Cookies on the Healthspan site
More people than ever are looking to cut down on their meat consumption for health, environmental and/or animal welfare reasons. The good news is that there are plenty of ways to embrace the plant based revolution by adapting your diet and lifestyle in the way that suits you best.
To help you on your way to consuming more nutritious and fibre-rich plants, you may wish to switch to a vegan, vegetarian, plant based or flexitarian diet. To help you decide which type of diet might be best for you, it's good to know the key differences.
A vegan diet is exclusively comprised of nutrient-rich plant based ingredients including nuts, grains, seeds, fruits, vegetables, soy and other meat substitutes. However, meat, dairy, eggs, or animal-derived ingredients like gelatin are all off the menu.
Some consider vegan diets to be rich in antioxidants for skin health and fibre for digestion, as well as free of saturated fats (the unhealthy kind of fats that can raise cholesterol).
Veganism extends beyond diet, and describes a lifestyle that excludes food, ingredients, clothing and other products and materials that come from animals, such as silk, wool and leather.
A vegetarian diet doesn't include meat or fish but is rich in fruits, vegetables, legumes, grains, nuts, eggs and dairy products. Some vegetarians do not consume eggs but do have dairy products such as milk, cheese, ghee and butter; the term for this kind of diet is lacto-vegetarian.
Many people follow a flexitarian diet as a way to cut down on meat consumption while eating more plant based foods.
Those following a whole food plant based diet consume plant based ingredients, limit their intake of animal-based products (some choose to eat no meat at all) and also exclude processed foods including white flour, refined sugar and processed oils.
The word flexitarian is derived from the words flexible plus vegetarian, and the philosophy is simple: eat more plants and reduce your meat consumption.
Following this diet means you still have the flexibility to eat dairy, eggs, meat or fish when you want – so your diet isn't strictly plant based, but it does involve eating lots more plant foods and trying new things.
Whether you're eating vegan, vegetarian, plant based or flexitarian, you can be sure that your diet will contain plenty of delicious plant based ingredients.
If you're having trouble deciding which plant-centred diet to go for, this quiz may help. Choose one option for each question, then count up your answers and check out the recommendations below.
Switching to a vegan diet should be a breeze for you. Aim to include plenty of fresh fruits, vegetables, legumes, grains and nuts to get all the carbohydrates, proteins and healthy fats you need.
If you're worried about your protein intake, include plenty of these vegan sources of protein: beans, lentils, chickpeas, peanut butter and soya-based products. It's also important to make sure you get enough vitamin B12 (commonly found in meat and eggs) from fortified foods and dairy alternatives – you can also consider taking a vitamin B12 supplement.

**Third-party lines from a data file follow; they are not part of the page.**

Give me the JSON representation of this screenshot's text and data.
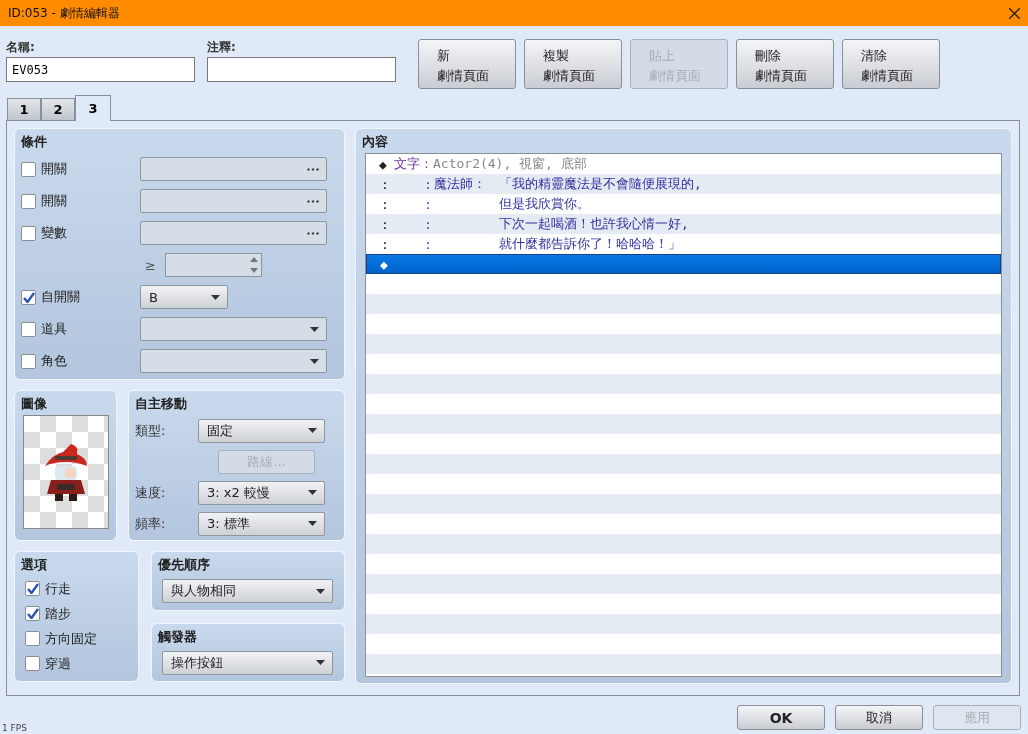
{
  "window": {
    "title": "ID:053 - 劇情編輯器"
  },
  "name_field": {
    "label": "名稱:",
    "value": "EV053"
  },
  "note_field": {
    "label": "注釋:"
  },
  "page_buttons": [
    {
      "line1": "新",
      "line2": "劇情頁面",
      "disabled": false
    },
    {
      "line1": "複製",
      "line2": "劇情頁面",
      "disabled": false
    },
    {
      "line1": "貼上",
      "line2": "劇情頁面",
      "disabled": true
    },
    {
      "line1": "刪除",
      "line2": "劇情頁面",
      "disabled": false
    },
    {
      "line1": "清除",
      "line2": "劇情頁面",
      "disabled": false
    }
  ],
  "tabs": [
    {
      "label": "1",
      "selected": false
    },
    {
      "label": "2",
      "selected": false
    },
    {
      "label": "3",
      "selected": true
    }
  ],
  "conditions": {
    "title": "條件",
    "items": [
      {
        "kind": "picker",
        "label": "開關",
        "checked": false
      },
      {
        "kind": "picker",
        "label": "開關",
        "checked": false
      },
      {
        "kind": "variable",
        "label": "變數",
        "checked": false,
        "compare": "≥"
      },
      {
        "kind": "short_select",
        "label": "自開關",
        "checked": true,
        "value": "B"
      },
      {
        "kind": "select",
        "label": "道具",
        "checked": false
      },
      {
        "kind": "select",
        "label": "角色",
        "checked": false
      }
    ]
  },
  "image": {
    "title": "圖像"
  },
  "autonomous": {
    "title": "自主移動",
    "rows": [
      {
        "kind": "select",
        "label": "類型:",
        "value": "固定"
      },
      {
        "kind": "button",
        "label": "路線...",
        "disabled": true
      },
      {
        "kind": "select",
        "label": "速度:",
        "value": "3: x2 較慢"
      },
      {
        "kind": "select",
        "label": "頻率:",
        "value": "3: 標準"
      }
    ]
  },
  "options": {
    "title": "選項",
    "items": [
      {
        "label": "行走",
        "checked": true
      },
      {
        "label": "踏步",
        "checked": true
      },
      {
        "label": "方向固定",
        "checked": false
      },
      {
        "label": "穿過",
        "checked": false
      }
    ]
  },
  "priority": {
    "title": "優先順序",
    "value": "與人物相同"
  },
  "trigger": {
    "title": "觸發器",
    "value": "操作按鈕"
  },
  "contents": {
    "title": "內容",
    "rows": [
      {
        "kind": "command",
        "marker": "◆",
        "command": "文字：",
        "params": "Actor2(4), 視窗, 底部",
        "selected": false
      },
      {
        "kind": "line",
        "mark1": ":",
        "mark2": ":",
        "speaker": "魔法師：",
        "text": "「我的精靈魔法是不會隨便展現的,",
        "selected": false
      },
      {
        "kind": "line",
        "mark1": ":",
        "mark2": ":",
        "text": "但是我欣賞你。",
        "selected": false
      },
      {
        "kind": "line",
        "mark1": ":",
        "mark2": ":",
        "text": "下次一起喝酒！也許我心情一好,",
        "selected": false
      },
      {
        "kind": "line",
        "mark1": ":",
        "mark2": ":",
        "text": "就什麼都告訴你了！哈哈哈！」",
        "selected": false
      },
      {
        "kind": "command",
        "marker": "◆",
        "selected": true
      }
    ]
  },
  "dialog_buttons": [
    {
      "label": "OK",
      "disabled": false,
      "bold": true
    },
    {
      "label": "取消",
      "disabled": false,
      "bold": false
    },
    {
      "label": "應用",
      "disabled": true,
      "bold": false
    }
  ],
  "status": "1 FPS"
}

You should try eating vegetarian. You can enjoy plenty of plant based goodness with the addition of dairy products and/or eggs. The vast availability of vegetarian products means you can easily eat veggie, even when you're on the go or eating out at restaurants.
You can even find a vegetarian replacement for practically all types of meat foods. When you are shopping for dairy products, try to opt for lower-fat milk and dairy options. Also try to choose unsaturated oils such as olive and sunflower rather than butter and ghee.
A plant based diet could be ideal for you. Going plant based means you're going to have plenty of whole foods in your diet. The good news is that since you're going to consume plenty of fresh plant based foods that are minimally processed, you're going to support your health in many different ways.
Just remember to go for whole grains over refined versions, sauté instead of frying, and you might find it helpful to take some time out to prepare your meals in advance.
Try being a flexitarian – if you're looking to eat less meat, this is a great place to start. You can make the transition to a flexitarian diet easier by initially cutting down to one meal a day with animal products, and if this works, you can gradually decrease the amount over time.
There are no hard and fast rules for this type of eating, but the majority of your diet will be made up of plant based foods. On the days when you don't eat meat or dairy products, be sure to get your protein from plant based sources such as quinoa, tofu, nuts, lentils and seeds.
Riya Lakhani RNutr is a registered nutritionist and health writer with a special interest in plant based nutrition. Having completed a Bachelor's and Master's degree in human nutrition, she has developed a passion for helping people improve their relationship with food, with the ultimate goal of developing lifelong healthy eating habits.
Nothing beats a healthy, balanced diet to provide all the nutrients we need. But when this isn't possible, supplements can help. This article isn't intended to replace medical advice. Please consult your healthcare professional before trying supplements or herbal medicines.